# TO DO
The response should consist of the records that follow, repeated exactly.

[Page and application data records]
*** Begin section ***
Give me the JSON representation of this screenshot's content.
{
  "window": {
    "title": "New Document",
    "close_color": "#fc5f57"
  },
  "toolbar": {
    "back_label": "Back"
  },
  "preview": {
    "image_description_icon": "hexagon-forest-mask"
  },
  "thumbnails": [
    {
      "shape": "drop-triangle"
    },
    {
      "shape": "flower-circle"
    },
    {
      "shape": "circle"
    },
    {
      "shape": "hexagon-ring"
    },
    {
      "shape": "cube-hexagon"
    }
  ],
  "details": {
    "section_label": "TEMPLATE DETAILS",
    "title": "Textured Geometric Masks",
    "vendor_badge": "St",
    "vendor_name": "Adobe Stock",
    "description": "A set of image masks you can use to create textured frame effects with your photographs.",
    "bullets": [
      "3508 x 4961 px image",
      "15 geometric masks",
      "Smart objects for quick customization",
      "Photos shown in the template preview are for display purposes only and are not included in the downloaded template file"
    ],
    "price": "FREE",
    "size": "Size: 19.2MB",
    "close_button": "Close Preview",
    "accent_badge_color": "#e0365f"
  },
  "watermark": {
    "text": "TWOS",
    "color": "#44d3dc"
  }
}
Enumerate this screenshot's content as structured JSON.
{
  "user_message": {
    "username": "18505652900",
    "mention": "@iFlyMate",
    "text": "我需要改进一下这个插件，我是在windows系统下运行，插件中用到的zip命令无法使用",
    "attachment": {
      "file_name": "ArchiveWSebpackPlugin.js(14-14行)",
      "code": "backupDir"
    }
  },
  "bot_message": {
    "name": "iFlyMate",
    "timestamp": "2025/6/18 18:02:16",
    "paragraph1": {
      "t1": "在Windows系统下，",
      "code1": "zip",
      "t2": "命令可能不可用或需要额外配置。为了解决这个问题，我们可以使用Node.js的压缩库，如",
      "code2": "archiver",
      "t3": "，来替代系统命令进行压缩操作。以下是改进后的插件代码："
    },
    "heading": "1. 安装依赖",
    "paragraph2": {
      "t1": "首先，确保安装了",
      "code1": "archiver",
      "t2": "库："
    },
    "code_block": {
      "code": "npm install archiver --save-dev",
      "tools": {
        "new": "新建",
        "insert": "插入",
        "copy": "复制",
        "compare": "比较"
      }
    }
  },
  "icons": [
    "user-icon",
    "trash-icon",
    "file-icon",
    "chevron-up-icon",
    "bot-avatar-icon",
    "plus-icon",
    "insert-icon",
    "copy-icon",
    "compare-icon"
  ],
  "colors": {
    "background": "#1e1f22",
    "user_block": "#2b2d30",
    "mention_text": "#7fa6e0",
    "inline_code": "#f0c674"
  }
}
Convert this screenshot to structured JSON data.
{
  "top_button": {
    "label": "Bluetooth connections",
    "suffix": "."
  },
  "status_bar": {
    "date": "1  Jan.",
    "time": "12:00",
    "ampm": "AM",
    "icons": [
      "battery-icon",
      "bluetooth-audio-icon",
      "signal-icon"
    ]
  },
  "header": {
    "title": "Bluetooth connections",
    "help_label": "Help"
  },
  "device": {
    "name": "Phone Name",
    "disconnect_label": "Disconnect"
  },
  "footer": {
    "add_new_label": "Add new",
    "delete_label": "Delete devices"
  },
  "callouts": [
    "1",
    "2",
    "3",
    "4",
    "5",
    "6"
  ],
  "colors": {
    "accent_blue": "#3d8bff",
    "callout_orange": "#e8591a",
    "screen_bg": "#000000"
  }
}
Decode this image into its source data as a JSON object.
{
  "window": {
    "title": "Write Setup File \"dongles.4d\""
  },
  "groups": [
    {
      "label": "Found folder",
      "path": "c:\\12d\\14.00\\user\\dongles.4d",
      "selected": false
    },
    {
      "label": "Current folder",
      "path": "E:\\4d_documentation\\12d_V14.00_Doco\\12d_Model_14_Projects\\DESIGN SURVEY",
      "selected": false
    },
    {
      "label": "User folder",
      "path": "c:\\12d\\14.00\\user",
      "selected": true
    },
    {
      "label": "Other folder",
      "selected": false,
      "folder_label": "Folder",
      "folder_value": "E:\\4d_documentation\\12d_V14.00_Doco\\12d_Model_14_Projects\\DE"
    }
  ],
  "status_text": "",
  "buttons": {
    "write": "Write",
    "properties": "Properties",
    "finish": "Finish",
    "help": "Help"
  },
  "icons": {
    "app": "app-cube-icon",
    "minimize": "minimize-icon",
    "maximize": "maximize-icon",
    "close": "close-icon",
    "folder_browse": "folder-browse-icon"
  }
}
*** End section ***
# RESPONSE AREA
Give me the JSON representation of this screenshot's content.
{
  "window": {
    "title": "New Document",
    "close_color": "#fc5f57"
  },
  "toolbar": {
    "back_label": "Back"
  },
  "preview": {
    "image_description_icon": "hexagon-forest-mask"
  },
  "thumbnails": [
    {
      "shape": "drop-triangle"
    },
    {
      "shape": "flower-circle"
    },
    {
      "shape": "circle"
    },
    {
      "shape": "hexagon-ring"
    },
    {
      "shape": "cube-hexagon"
    }
  ],
  "details": {
    "section_label": "TEMPLATE DETAILS",
    "title": "Textured Geometric Masks",
    "vendor_badge": "St",
    "vendor_name": "Adobe Stock",
    "description": "A set of image masks you can use to create textured frame effects with your photographs.",
    "bullets": [
      "3508 x 4961 px image",
      "15 geometric masks",
      "Smart objects for quick customization",
      "Photos shown in the template preview are for display purposes only and are not included in the downloaded template file"
    ],
    "price": "FREE",
    "size": "Size: 19.2MB",
    "close_button": "Close Preview",
    "accent_badge_color": "#e0365f"
  },
  "watermark": {
    "text": "TWOS",
    "color": "#44d3dc"
  }
}
Enumerate this screenshot's content as structured JSON.
{
  "user_message": {
    "username": "18505652900",
    "mention": "@iFlyMate",
    "text": "我需要改进一下这个插件，我是在windows系统下运行，插件中用到的zip命令无法使用",
    "attachment": {
      "file_name": "ArchiveWSebpackPlugin.js(14-14行)",
      "code": "backupDir"
    }
  },
  "bot_message": {
    "name": "iFlyMate",
    "timestamp": "2025/6/18 18:02:16",
    "paragraph1": {
      "t1": "在Windows系统下，",
      "code1": "zip",
      "t2": "命令可能不可用或需要额外配置。为了解决这个问题，我们可以使用Node.js的压缩库，如",
      "code2": "archiver",
      "t3": "，来替代系统命令进行压缩操作。以下是改进后的插件代码："
    },
    "heading": "1. 安装依赖",
    "paragraph2": {
      "t1": "首先，确保安装了",
      "code1": "archiver",
      "t2": "库："
    },
    "code_block": {
      "code": "npm install archiver --save-dev",
      "tools": {
        "new": "新建",
        "insert": "插入",
        "copy": "复制",
        "compare": "比较"
      }
    }
  },
  "icons": [
    "user-icon",
    "trash-icon",
    "file-icon",
    "chevron-up-icon",
    "bot-avatar-icon",
    "plus-icon",
    "insert-icon",
    "copy-icon",
    "compare-icon"
  ],
  "colors": {
    "background": "#1e1f22",
    "user_block": "#2b2d30",
    "mention_text": "#7fa6e0",
    "inline_code": "#f0c674"
  }
}
Convert this screenshot to structured JSON data.
{
  "top_button": {
    "label": "Bluetooth connections",
    "suffix": "."
  },
  "status_bar": {
    "date": "1  Jan.",
    "time": "12:00",
    "ampm": "AM",
    "icons": [
      "battery-icon",
      "bluetooth-audio-icon",
      "signal-icon"
    ]
  },
  "header": {
    "title": "Bluetooth connections",
    "help_label": "Help"
  },
  "device": {
    "name": "Phone Name",
    "disconnect_label": "Disconnect"
  },
  "footer": {
    "add_new_label": "Add new",
    "delete_label": "Delete devices"
  },
  "callouts": [
    "1",
    "2",
    "3",
    "4",
    "5",
    "6"
  ],
  "colors": {
    "accent_blue": "#3d8bff",
    "callout_orange": "#e8591a",
    "screen_bg": "#000000"
  }
}
Decode this image into its source data as a JSON object.
{
  "window": {
    "title": "Write Setup File \"dongles.4d\""
  },
  "groups": [
    {
      "label": "Found folder",
      "path": "c:\\12d\\14.00\\user\\dongles.4d",
      "selected": false
    },
    {
      "label": "Current folder",
      "path": "E:\\4d_documentation\\12d_V14.00_Doco\\12d_Model_14_Projects\\DESIGN SURVEY",
      "selected": false
    },
    {
      "label": "User folder",
      "path": "c:\\12d\\14.00\\user",
      "selected": true
    },
    {
      "label": "Other folder",
      "selected": false,
      "folder_label": "Folder",
      "folder_value": "E:\\4d_documentation\\12d_V14.00_Doco\\12d_Model_14_Projects\\DE"
    }
  ],
  "status_text": "",
  "buttons": {
    "write": "Write",
    "properties": "Properties",
    "finish": "Finish",
    "help": "Help"
  },
  "icons": {
    "app": "app-cube-icon",
    "minimize": "minimize-icon",
    "maximize": "maximize-icon",
    "close": "close-icon",
    "folder_browse": "folder-browse-icon"
  }
}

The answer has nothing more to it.